Global leaders are now primarily concerned with truly global challenges. There are no more doubts about the dangers of global warming. The Maldives has disappeared beneath the sea and New Orleans has abandoned its dikes. New diseases rush across the planet. In response to the need for enlightened global leadership, the leaders of China and India have convened a conference to plan a new global architecture, declaring that the UN structure, dating to 1945, has become totally outdated. They commit themselves to creating a new global organization by 2045.
In a new version of the UN Security Council (UNSC), the world agrees that each region should have one permanent seat (with limited and controlled veto powers) and that only China, India, and the United States will have unlimited veto powers. The regions vested with veto powers in the UNSC are the African Union, ASEAN+4, the European Union, the Arab League, the Latin American Union, and the Central Asian Caucus (including Turkey and Iran). The council now has 9 permanent members (instead of 15); this new council declares its determination to put global issues ahead of regional and national interests. The UN General Assembly becomes a true global parliament, with each country represented by three votes: the government, civil society, and the private sector. Majority decisions must be adopted by majorities in all three sectors. The UN also creates a new Council of Civilizations to promote understanding across civilizations.
Western universities now complement the study of the great Greek and Roman thinkers with those from China, India, and the Islamic world. The Asian universities do the same. The mental framework of the world’s global elite is no longer dominated by Western thinkers. Instead, when they meet, the world’s leaders also speak of the caliphates and the Mughal rulers, the Tang dynasty, and the greatness of Genghis Khan.

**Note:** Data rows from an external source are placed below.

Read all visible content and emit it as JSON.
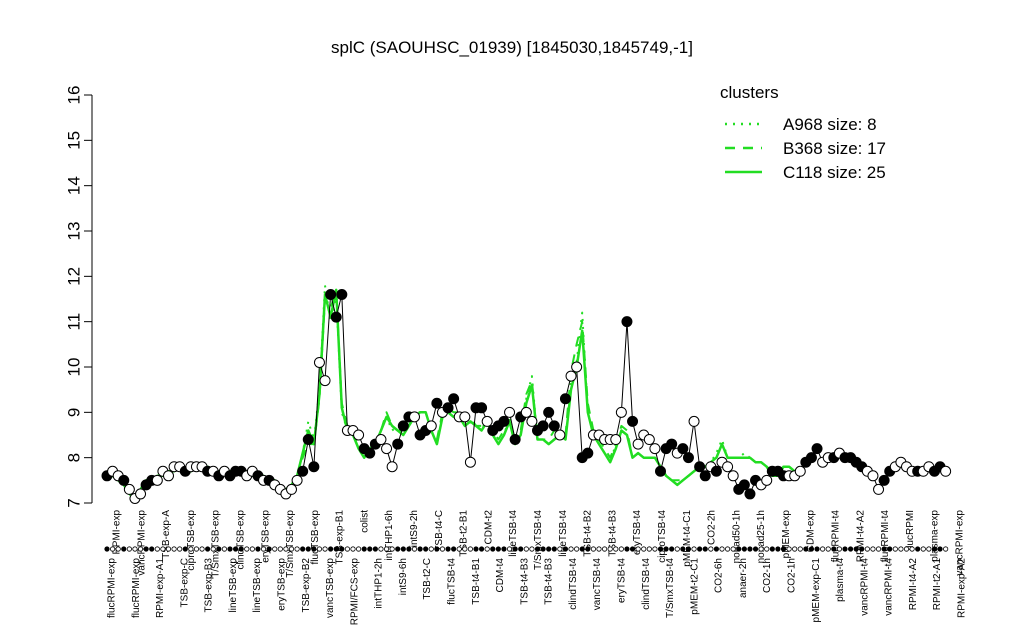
{
  "chart_data": {
    "type": "line",
    "title": "splC (SAOUHSC_01939) [1845030,1845749,-1]",
    "xlabel": "",
    "ylabel": "",
    "ylim": [
      7,
      16
    ],
    "yticks": [
      7,
      8,
      9,
      10,
      11,
      12,
      13,
      14,
      15,
      16
    ],
    "grid": false,
    "legend": {
      "title": "clusters",
      "placement": "top-right",
      "entries": [
        {
          "label": "A968 size: 8",
          "style": "dotted"
        },
        {
          "label": "B368 size: 17",
          "style": "dashed"
        },
        {
          "label": "C118 size: 25",
          "style": "solid"
        }
      ]
    },
    "series_color": "#22dd22",
    "x_tick_labels": [
      "flucRPMI-exp",
      "flucRPMI-exp",
      "RPMI-exp-A1",
      "TSB-exp-C",
      "TSB-exp-B3",
      "lineTSB-exp",
      "lineTSB-exp",
      "eryTSB-exp",
      "TSB-exp-B2",
      "vancTSB-exp",
      "RPMI/FCS-exp",
      "intTHP1-2h",
      "intS9-6h",
      "TSB-t2-C",
      "flucTSB-t4",
      "TSB-t4-B1",
      "CDM-t4",
      "TSB-t4-B3",
      "TSB-t4-B3",
      "clindTSB-t4",
      "vancTSB-t4",
      "eryTSB-t4",
      "clindTSB-t4",
      "T/SmxTSB-t4",
      "pMEM-t2-C1",
      "CO2-6h",
      "anaer-2h",
      "CO2-1h",
      "CO2-1h",
      "pMEM-exp-C1",
      "plasma-t4",
      "vancRPMI-t4",
      "vancRPMI-t4",
      "RPMI-t4-A2",
      "RPMI-t2-A1",
      "RPMI-exp-A2"
    ],
    "top_labels": [
      "RPMI-exp",
      "vancRPMI-exp",
      "TSB-exp-A",
      "ciproTSB-exp",
      "T/SmxTSB-exp",
      "clindTSB-exp",
      "eryTSB-exp",
      "T/SmxTSB-exp",
      "flucTSB-exp",
      "TSB-exp-B1",
      "colist",
      "intTHP1-6h",
      "intS9-2h",
      "TSB-t4-C",
      "TSB-t2-B1",
      "CDM-t2",
      "lineTSB-t4",
      "T/SmxTSB-t4",
      "lineTSB-t4",
      "TSB-t4-B2",
      "TSB-t4-B3",
      "eryTSB-t4",
      "ciproTSB-t4",
      "pMEM-t4-C1",
      "CO2-2h",
      "nonad50-1h",
      "nonad25-1h",
      "pMEM-exp",
      "CDM-exp",
      "flucRPMI-t4",
      "RPMI-t4-A2",
      "flucRPMI-t4",
      "flucRPMI",
      "plasma-exp",
      "vancRPMI-exp"
    ],
    "x": [
      1,
      2,
      3,
      4,
      5,
      6,
      7,
      8,
      9,
      10,
      11,
      12,
      13,
      14,
      15,
      16,
      17,
      18,
      19,
      20,
      21,
      22,
      23,
      24,
      25,
      26,
      27,
      28,
      29,
      30,
      31,
      32,
      33,
      34,
      35,
      36,
      37,
      38,
      39,
      40,
      41,
      42,
      43,
      44,
      45,
      46,
      47,
      48,
      49,
      50,
      51,
      52,
      53,
      54,
      55,
      56,
      57,
      58,
      59,
      60,
      61,
      62,
      63,
      64,
      65,
      66,
      67,
      68,
      69,
      70,
      71,
      72,
      73,
      74,
      75,
      76,
      77,
      78,
      79,
      80,
      81,
      82,
      83,
      84,
      85,
      86,
      87,
      88,
      89,
      90,
      91,
      92,
      93,
      94,
      95,
      96,
      97,
      98,
      99,
      100,
      101,
      102,
      103,
      104,
      105,
      106,
      107,
      108,
      109,
      110,
      111,
      112,
      113,
      114,
      115,
      116,
      117,
      118,
      119,
      120,
      121,
      122,
      123,
      124,
      125,
      126,
      127,
      128,
      129,
      130,
      131,
      132,
      133,
      134,
      135,
      136,
      137,
      138,
      139,
      140,
      141,
      142,
      143,
      144,
      145,
      146,
      147,
      148,
      149,
      150,
      151,
      152,
      153,
      154,
      155
    ],
    "series": [
      {
        "values": [
          7.6,
          7.6,
          7.5,
          7.4,
          7.2,
          7.1,
          7.3,
          7.5,
          7.5,
          7.6,
          7.6,
          7.7,
          7.7,
          7.8,
          7.7,
          7.7,
          7.8,
          7.8,
          7.8,
          7.7,
          7.7,
          7.7,
          7.7,
          7.7,
          7.7,
          7.7,
          7.6,
          7.6,
          7.6,
          7.5,
          7.5,
          7.3,
          7.3,
          7.4,
          7.6,
          8.1,
          8.8,
          8.4,
          9.5,
          11.8,
          11.0,
          11.6,
          9.0,
          8.6,
          8.5,
          8.2,
          8.0,
          8.1,
          8.3,
          8.6,
          8.9,
          8.6,
          8.7,
          8.6,
          8.8,
          8.9,
          9.0,
          9.0,
          8.6,
          8.3,
          8.9,
          9.1,
          9.0,
          8.9,
          8.7,
          8.8,
          8.7,
          8.6,
          8.9,
          8.5,
          8.3,
          8.5,
          8.9,
          8.3,
          8.5,
          9.3,
          9.8,
          8.4,
          8.4,
          8.3,
          8.4,
          8.6,
          8.4,
          9.7,
          10.1,
          11.2,
          9.0,
          8.5,
          8.3,
          8.1,
          7.9,
          8.3,
          8.6,
          8.5,
          8.0,
          8.1,
          8.0,
          8.0,
          8.0,
          7.8,
          7.6,
          7.5,
          7.4,
          7.5,
          7.6,
          7.7,
          7.8,
          7.8,
          7.9,
          8.1,
          8.4,
          8.0,
          8.0,
          8.0,
          8.1,
          8.0,
          7.9,
          7.9,
          7.8,
          7.6,
          7.6,
          7.8,
          7.8,
          7.7
        ]
      },
      {
        "values": [
          7.6,
          7.6,
          7.5,
          7.4,
          7.2,
          7.1,
          7.3,
          7.5,
          7.5,
          7.6,
          7.6,
          7.7,
          7.7,
          7.8,
          7.7,
          7.7,
          7.8,
          7.8,
          7.8,
          7.7,
          7.7,
          7.7,
          7.7,
          7.7,
          7.7,
          7.6,
          7.6,
          7.6,
          7.6,
          7.5,
          7.5,
          7.3,
          7.3,
          7.4,
          7.6,
          8.0,
          8.3,
          8.3,
          9.3,
          11.5,
          11.3,
          11.7,
          9.2,
          8.7,
          8.5,
          8.3,
          8.1,
          8.2,
          8.3,
          8.6,
          9.0,
          8.7,
          8.6,
          8.6,
          8.9,
          9.0,
          9.0,
          9.0,
          8.6,
          8.4,
          9.0,
          9.1,
          9.0,
          9.0,
          8.8,
          8.9,
          8.7,
          8.7,
          8.8,
          8.6,
          8.4,
          8.6,
          8.8,
          8.4,
          8.6,
          9.4,
          9.7,
          8.4,
          8.4,
          8.4,
          8.6,
          8.6,
          8.5,
          9.9,
          10.5,
          11.0,
          9.2,
          8.6,
          8.4,
          8.2,
          8.0,
          8.3,
          8.7,
          8.6,
          8.0,
          8.1,
          8.0,
          8.0,
          8.0,
          7.8,
          7.6,
          7.5,
          7.5,
          7.5,
          7.6,
          7.7,
          7.8,
          7.8,
          7.9,
          8.0,
          8.3,
          8.0,
          8.0,
          8.0,
          8.0,
          8.0,
          7.9,
          7.9,
          7.8,
          7.7,
          7.7,
          7.8,
          7.8,
          7.7
        ]
      },
      {
        "values": [
          7.6,
          7.6,
          7.5,
          7.4,
          7.2,
          7.1,
          7.3,
          7.5,
          7.5,
          7.6,
          7.6,
          7.7,
          7.7,
          7.8,
          7.7,
          7.7,
          7.8,
          7.8,
          7.8,
          7.7,
          7.7,
          7.7,
          7.7,
          7.7,
          7.7,
          7.6,
          7.6,
          7.6,
          7.6,
          7.5,
          7.5,
          7.3,
          7.3,
          7.4,
          7.6,
          8.1,
          8.6,
          8.3,
          9.4,
          11.6,
          11.1,
          11.7,
          9.1,
          8.6,
          8.5,
          8.2,
          8.0,
          8.2,
          8.3,
          8.6,
          8.9,
          8.7,
          8.6,
          8.5,
          8.7,
          8.9,
          9.0,
          9.0,
          8.6,
          8.3,
          8.9,
          9.0,
          8.9,
          8.9,
          8.7,
          8.8,
          8.7,
          8.6,
          8.8,
          8.5,
          8.3,
          8.5,
          8.8,
          8.3,
          8.5,
          9.2,
          9.6,
          8.4,
          8.4,
          8.3,
          8.4,
          8.5,
          8.4,
          9.5,
          10.0,
          10.8,
          9.0,
          8.5,
          8.3,
          8.1,
          7.9,
          8.2,
          8.6,
          8.5,
          8.0,
          8.1,
          8.0,
          8.0,
          8.0,
          7.8,
          7.6,
          7.5,
          7.4,
          7.5,
          7.6,
          7.7,
          7.8,
          7.8,
          7.9,
          8.0,
          8.3,
          8.0,
          8.0,
          8.0,
          8.0,
          8.0,
          7.9,
          7.9,
          7.8,
          7.6,
          7.6,
          7.8,
          7.8,
          7.7
        ]
      }
    ],
    "points": {
      "x": [
        1,
        2,
        3,
        4,
        5,
        6,
        7,
        8,
        9,
        10,
        11,
        12,
        13,
        14,
        15,
        16,
        17,
        18,
        19,
        20,
        21,
        22,
        23,
        24,
        25,
        26,
        27,
        28,
        29,
        30,
        31,
        32,
        33,
        34,
        35,
        36,
        37,
        38,
        39,
        40,
        41,
        42,
        43,
        44,
        45,
        46,
        47,
        48,
        49,
        50,
        51,
        52,
        53,
        54,
        55,
        56,
        57,
        58,
        59,
        60,
        61,
        62,
        63,
        64,
        65,
        66,
        67,
        68,
        69,
        70,
        71,
        72,
        73,
        74,
        75,
        76,
        77,
        78,
        79,
        80,
        81,
        82,
        83,
        84,
        85,
        86,
        87,
        88,
        89,
        90,
        91,
        92,
        93,
        94,
        95,
        96,
        97,
        98,
        99,
        100,
        101,
        102,
        103,
        104,
        105,
        106,
        107,
        108,
        109,
        110,
        111,
        112,
        113,
        114,
        115,
        116,
        117,
        118,
        119,
        120,
        121,
        122,
        123,
        124,
        125,
        126,
        127,
        128,
        129,
        130,
        131,
        132,
        133,
        134,
        135,
        136,
        137,
        138,
        139,
        140,
        141,
        142,
        143,
        144,
        145,
        146,
        147,
        148,
        149,
        150,
        151,
        152,
        153,
        154,
        155
      ],
      "y": [
        7.6,
        7.7,
        7.6,
        7.5,
        7.3,
        7.1,
        7.2,
        7.4,
        7.5,
        7.5,
        7.7,
        7.6,
        7.8,
        7.8,
        7.7,
        7.8,
        7.8,
        7.8,
        7.7,
        7.7,
        7.6,
        7.7,
        7.6,
        7.7,
        7.7,
        7.6,
        7.7,
        7.6,
        7.5,
        7.5,
        7.4,
        7.3,
        7.2,
        7.3,
        7.5,
        7.7,
        8.4,
        7.8,
        10.1,
        9.7,
        11.6,
        11.1,
        11.6,
        8.6,
        8.6,
        8.5,
        8.2,
        8.1,
        8.3,
        8.4,
        8.2,
        7.8,
        8.3,
        8.7,
        8.9,
        8.9,
        8.5,
        8.6,
        8.7,
        9.2,
        9.0,
        9.1,
        9.3,
        8.9,
        8.9,
        7.9,
        9.1,
        9.1,
        8.8,
        8.6,
        8.7,
        8.8,
        9.0,
        8.4,
        8.9,
        9.0,
        8.8,
        8.6,
        8.7,
        9.0,
        8.7,
        8.5,
        9.3,
        9.8,
        10.0,
        8.0,
        8.1,
        8.5,
        8.5,
        8.4,
        8.4,
        8.4,
        9.0,
        11.0,
        8.8,
        8.3,
        8.5,
        8.4,
        8.2,
        7.7,
        8.2,
        8.3,
        8.1,
        8.2,
        8.0,
        8.8,
        7.8,
        7.6,
        7.8,
        7.7,
        7.9,
        7.8,
        7.6,
        7.3,
        7.4,
        7.2,
        7.5,
        7.4,
        7.5,
        7.7,
        7.7,
        7.6,
        7.6,
        7.6,
        7.7,
        7.9,
        8.0,
        8.2,
        7.9,
        8.0,
        8.0,
        8.1,
        8.0,
        8.0,
        7.9,
        7.8,
        7.7,
        7.6,
        7.3,
        7.5,
        7.7,
        7.8,
        7.9,
        7.8,
        7.7,
        7.7,
        7.7,
        7.8,
        7.7,
        7.8,
        7.7
      ],
      "filled": [
        1,
        0,
        0,
        1,
        0,
        0,
        0,
        1,
        1,
        0,
        0,
        0,
        0,
        0,
        1,
        0,
        0,
        0,
        1,
        0,
        1,
        0,
        1,
        1,
        1,
        0,
        0,
        1,
        0,
        1,
        0,
        0,
        0,
        0,
        0,
        1,
        1,
        1,
        0,
        0,
        1,
        1,
        1,
        0,
        0,
        0,
        1,
        1,
        1,
        0,
        0,
        0,
        1,
        1,
        1,
        0,
        1,
        1,
        0,
        1,
        0,
        1,
        1,
        0,
        0,
        0,
        1,
        1,
        0,
        1,
        1,
        1,
        0,
        1,
        1,
        0,
        0,
        1,
        1,
        1,
        1,
        0,
        1,
        0,
        0,
        1,
        1,
        0,
        0,
        0,
        0,
        0,
        0,
        1,
        1,
        0,
        0,
        0,
        0,
        1,
        1,
        1,
        0,
        1,
        1,
        0,
        1,
        1,
        0,
        1,
        0,
        0,
        0,
        1,
        1,
        1,
        1,
        0,
        0,
        1,
        1,
        1,
        0,
        0,
        0,
        1,
        1,
        1,
        0,
        0,
        1,
        0,
        1,
        1,
        1,
        1,
        0,
        0,
        0,
        1,
        1,
        0,
        0,
        0,
        0,
        1,
        0,
        0,
        1,
        1,
        0,
        0,
        1,
        0,
        0
      ]
    }
  }
}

These global developments lead to the eventual disappearance of interstate wars. Minor domestic insurgencies persist in the weaker states, but these do not threaten global peace and stability. The whole world is mesmerized by the prospect of a giant asteroid crashing to Earth in 2050, drawing humanity away from local or even national focuses. All this leads to a greater sense of common humanity, with all civilizations and societies declaring that they should focus on their future survival, not past discords. National anthems are done away with in favor of one common ode to humanity. The survival of the human race and planet Earth become the number one preoccupation of all humanity, and all past divisions now seem strange and irrelevant.
Albert K. Tobby